Russia says it stopped Aleppo airstrikes for start of humanitarian pause

ALEPPO, Syria,  Russia said Tuesday morning it stopped airstrikes targeting Aleppo, Syria, at the start of an eight-hour humanitarian pause to allow civilians and rebels to leave the city.

Burned and damaged trucks carrying aid are seen after airstrikes destroyed 18 vehicles in a 31-truck aid convoy in the town of Orum al-Kubra on the western outskirts of the northern Syrian city of Aleppo on September 20. The Red Cross said on Tuesday at least 20 people were killed in the attack on the trucks carrying desperately needed humanitarian relief to thousands of Syrians. An eight-hour suspension of airstrikes, by Russian and Syriasn aircraft, began Tuesday. Photo by Omar Haj Kadour/ UPI | License Photo

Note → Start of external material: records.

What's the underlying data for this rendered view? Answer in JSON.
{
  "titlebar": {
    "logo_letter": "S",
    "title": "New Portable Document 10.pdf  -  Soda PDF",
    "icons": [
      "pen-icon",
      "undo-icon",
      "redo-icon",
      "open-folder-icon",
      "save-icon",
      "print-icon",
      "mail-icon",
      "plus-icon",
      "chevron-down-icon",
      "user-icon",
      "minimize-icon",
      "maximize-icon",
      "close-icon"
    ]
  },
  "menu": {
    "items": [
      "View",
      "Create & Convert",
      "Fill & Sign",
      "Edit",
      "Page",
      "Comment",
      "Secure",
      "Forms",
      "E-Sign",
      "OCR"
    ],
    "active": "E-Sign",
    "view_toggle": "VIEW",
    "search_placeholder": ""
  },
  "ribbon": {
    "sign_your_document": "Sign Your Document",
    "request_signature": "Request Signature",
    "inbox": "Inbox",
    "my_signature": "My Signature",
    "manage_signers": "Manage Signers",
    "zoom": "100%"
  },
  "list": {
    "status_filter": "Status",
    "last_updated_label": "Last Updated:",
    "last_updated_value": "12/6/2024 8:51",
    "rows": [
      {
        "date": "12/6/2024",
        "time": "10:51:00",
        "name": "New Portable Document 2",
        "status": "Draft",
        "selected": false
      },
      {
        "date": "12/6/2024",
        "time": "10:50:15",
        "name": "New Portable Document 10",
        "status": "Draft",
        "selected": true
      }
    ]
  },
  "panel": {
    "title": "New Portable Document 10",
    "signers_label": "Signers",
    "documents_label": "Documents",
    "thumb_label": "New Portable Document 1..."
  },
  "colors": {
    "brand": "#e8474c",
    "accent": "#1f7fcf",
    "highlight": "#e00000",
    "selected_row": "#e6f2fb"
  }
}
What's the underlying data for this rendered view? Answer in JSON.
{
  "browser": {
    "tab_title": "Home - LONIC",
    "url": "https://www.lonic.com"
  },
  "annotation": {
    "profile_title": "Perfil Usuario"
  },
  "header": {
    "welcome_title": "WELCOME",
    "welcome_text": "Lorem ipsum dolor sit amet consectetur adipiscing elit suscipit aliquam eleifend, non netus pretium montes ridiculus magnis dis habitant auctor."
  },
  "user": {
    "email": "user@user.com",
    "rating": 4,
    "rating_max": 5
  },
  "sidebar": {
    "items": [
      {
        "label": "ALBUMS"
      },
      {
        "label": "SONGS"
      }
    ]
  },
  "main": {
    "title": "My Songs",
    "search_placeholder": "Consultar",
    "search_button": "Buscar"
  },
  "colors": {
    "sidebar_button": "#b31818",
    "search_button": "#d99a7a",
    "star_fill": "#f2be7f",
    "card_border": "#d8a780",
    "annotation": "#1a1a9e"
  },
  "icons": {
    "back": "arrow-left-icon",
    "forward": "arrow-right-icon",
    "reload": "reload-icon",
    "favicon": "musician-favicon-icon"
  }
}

Russian Defense Minister Sergey Shoigu said the temporary cease-fire would guarantee “security of exit via six corridors for civilians and preparing for evacuation of those ill and wounded from the eastern part of Aleppo.”

“We turn to the leadership of the countries having influence on the armed units in the eastern part of Aleppo with a proposal to convince their leaders to stop combat actions and leave the city,” he said.

Two more corridors of exit will be available to rebel combatants.

Another eight-hour stoppage in airstrikes, for purposes of evacuation and for humanitarian aid to be delivered to the city, is scheduled for Thursday. The United Nations has said a 12-hour window is required to deliver humanitarian aid to residents, though.

Tuesday’s cease-fire is unilateral, with no reciprocity demanded from any of the groups fighting on the rebel side and no evidence Russia and Syria notified Britain or the United States prior to their announcement. The halt in airstrikes comes after Britain and the United States said they were considering additional sanctions against Russia for its actions in Aleppo.

British Foreign Secretary Boris Johnson said more than 10,000 armed rebels, in opposition to the regime of Syrian President Bashar al-Assad, are in Aleppo. Another 300,000 residents remain as well, and their lack of food, water and medicine was described by U.S. Secretary of State John Kerry as “the largest humanitarian disaster since World War II.” He added that crimes against humanity are a daily occurrence in the beleaguered city, and that the tragedy “could stop tomorrow morning” if Russia and the Syrian government acted with decency.

By Ed Adamczyk